What to produce: Please print out every entry below, verbatim.

─── Information ───

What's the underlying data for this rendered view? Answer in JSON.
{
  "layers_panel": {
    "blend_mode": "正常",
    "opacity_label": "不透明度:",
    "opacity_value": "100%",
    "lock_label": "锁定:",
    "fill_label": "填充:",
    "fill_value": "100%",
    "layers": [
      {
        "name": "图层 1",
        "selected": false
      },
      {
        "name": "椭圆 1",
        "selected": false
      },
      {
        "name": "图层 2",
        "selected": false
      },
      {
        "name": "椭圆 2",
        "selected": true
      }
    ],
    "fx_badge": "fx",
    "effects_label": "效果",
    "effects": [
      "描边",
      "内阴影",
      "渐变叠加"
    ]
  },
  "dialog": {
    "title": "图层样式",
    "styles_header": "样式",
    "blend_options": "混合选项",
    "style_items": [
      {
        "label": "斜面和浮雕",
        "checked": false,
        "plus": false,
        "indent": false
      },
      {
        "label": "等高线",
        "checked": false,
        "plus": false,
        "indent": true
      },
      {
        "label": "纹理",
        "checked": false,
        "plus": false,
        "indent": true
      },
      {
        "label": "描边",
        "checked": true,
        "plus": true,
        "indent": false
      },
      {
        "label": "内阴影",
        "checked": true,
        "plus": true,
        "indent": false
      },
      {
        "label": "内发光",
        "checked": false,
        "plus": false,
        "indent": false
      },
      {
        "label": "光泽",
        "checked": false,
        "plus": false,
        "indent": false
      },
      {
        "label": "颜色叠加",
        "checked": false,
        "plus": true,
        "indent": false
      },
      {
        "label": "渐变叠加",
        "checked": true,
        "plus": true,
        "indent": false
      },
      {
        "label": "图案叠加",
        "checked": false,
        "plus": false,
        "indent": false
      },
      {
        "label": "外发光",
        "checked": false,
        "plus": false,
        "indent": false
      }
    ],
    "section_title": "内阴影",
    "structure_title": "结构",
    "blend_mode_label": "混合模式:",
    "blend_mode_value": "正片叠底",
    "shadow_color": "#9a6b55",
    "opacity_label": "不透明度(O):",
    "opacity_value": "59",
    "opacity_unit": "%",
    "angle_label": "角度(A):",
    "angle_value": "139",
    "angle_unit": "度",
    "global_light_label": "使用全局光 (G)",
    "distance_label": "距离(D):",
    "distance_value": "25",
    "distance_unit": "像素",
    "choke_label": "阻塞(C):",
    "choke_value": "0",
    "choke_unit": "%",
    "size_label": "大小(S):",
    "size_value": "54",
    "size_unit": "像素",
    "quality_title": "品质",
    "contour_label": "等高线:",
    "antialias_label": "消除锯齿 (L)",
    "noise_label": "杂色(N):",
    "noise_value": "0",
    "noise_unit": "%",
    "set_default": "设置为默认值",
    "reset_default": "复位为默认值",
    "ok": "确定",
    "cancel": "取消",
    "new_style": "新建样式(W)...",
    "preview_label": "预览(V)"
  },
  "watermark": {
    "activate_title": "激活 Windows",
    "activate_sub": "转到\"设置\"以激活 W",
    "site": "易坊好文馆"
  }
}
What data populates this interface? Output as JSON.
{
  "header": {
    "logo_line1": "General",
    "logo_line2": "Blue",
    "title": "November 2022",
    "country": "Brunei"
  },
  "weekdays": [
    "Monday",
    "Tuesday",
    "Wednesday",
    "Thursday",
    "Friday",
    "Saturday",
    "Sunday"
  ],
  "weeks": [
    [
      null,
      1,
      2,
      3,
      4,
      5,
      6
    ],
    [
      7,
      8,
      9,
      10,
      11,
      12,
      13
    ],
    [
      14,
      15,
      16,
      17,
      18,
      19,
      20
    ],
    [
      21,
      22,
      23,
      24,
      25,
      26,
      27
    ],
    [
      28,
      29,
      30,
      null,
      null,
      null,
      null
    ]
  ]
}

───

Task solution:
What's the underlying data for this rendered view? Answer in JSON.
{
  "layers_panel": {
    "blend_mode": "正常",
    "opacity_label": "不透明度:",
    "opacity_value": "100%",
    "lock_label": "锁定:",
    "fill_label": "填充:",
    "fill_value": "100%",
    "layers": [
      {
        "name": "图层 1",
        "selected": false
      },
      {
        "name": "椭圆 1",
        "selected": false
      },
      {
        "name": "图层 2",
        "selected": false
      },
      {
        "name": "椭圆 2",
        "selected": true
      }
    ],
    "fx_badge": "fx",
    "effects_label": "效果",
    "effects": [
      "描边",
      "内阴影",
      "渐变叠加"
    ]
  },
  "dialog": {
    "title": "图层样式",
    "styles_header": "样式",
    "blend_options": "混合选项",
    "style_items": [
      {
        "label": "斜面和浮雕",
        "checked": false,
        "plus": false,
        "indent": false
      },
      {
        "label": "等高线",
        "checked": false,
        "plus": false,
        "indent": true
      },
      {
        "label": "纹理",
        "checked": false,
        "plus": false,
        "indent": true
      },
      {
        "label": "描边",
        "checked": true,
        "plus": true,
        "indent": false
      },
      {
        "label": "内阴影",
        "checked": true,
        "plus": true,
        "indent": false
      },
      {
        "label": "内发光",
        "checked": false,
        "plus": false,
        "indent": false
      },
      {
        "label": "光泽",
        "checked": false,
        "plus": false,
        "indent": false
      },
      {
        "label": "颜色叠加",
        "checked": false,
        "plus": true,
        "indent": false
      },
      {
        "label": "渐变叠加",
        "checked": true,
        "plus": true,
        "indent": false
      },
      {
        "label": "图案叠加",
        "checked": false,
        "plus": false,
        "indent": false
      },
      {
        "label": "外发光",
        "checked": false,
        "plus": false,
        "indent": false
      }
    ],
    "section_title": "内阴影",
    "structure_title": "结构",
    "blend_mode_label": "混合模式:",
    "blend_mode_value": "正片叠底",
    "shadow_color": "#9a6b55",
    "opacity_label": "不透明度(O):",
    "opacity_value": "59",
    "opacity_unit": "%",
    "angle_label": "角度(A):",
    "angle_value": "139",
    "angle_unit": "度",
    "global_light_label": "使用全局光 (G)",
    "distance_label": "距离(D):",
    "distance_value": "25",
    "distance_unit": "像素",
    "choke_label": "阻塞(C):",
    "choke_value": "0",
    "choke_unit": "%",
    "size_label": "大小(S):",
    "size_value": "54",
    "size_unit": "像素",
    "quality_title": "品质",
    "contour_label": "等高线:",
    "antialias_label": "消除锯齿 (L)",
    "noise_label": "杂色(N):",
    "noise_value": "0",
    "noise_unit": "%",
    "set_default": "设置为默认值",
    "reset_default": "复位为默认值",
    "ok": "确定",
    "cancel": "取消",
    "new_style": "新建样式(W)...",
    "preview_label": "预览(V)"
  },
  "watermark": {
    "activate_title": "激活 Windows",
    "activate_sub": "转到\"设置\"以激活 W",
    "site": "易坊好文馆"
  }
}
What data populates this interface? Output as JSON.
{
  "header": {
    "logo_line1": "General",
    "logo_line2": "Blue",
    "title": "November 2022",
    "country": "Brunei"
  },
  "weekdays": [
    "Monday",
    "Tuesday",
    "Wednesday",
    "Thursday",
    "Friday",
    "Saturday",
    "Sunday"
  ],
  "weeks": [
    [
      null,
      1,
      2,
      3,
      4,
      5,
      6
    ],
    [
      7,
      8,
      9,
      10,
      11,
      12,
      13
    ],
    [
      14,
      15,
      16,
      17,
      18,
      19,
      20
    ],
    [
      21,
      22,
      23,
      24,
      25,
      26,
      27
    ],
    [
      28,
      29,
      30,
      null,
      null,
      null,
      null
    ]
  ]
}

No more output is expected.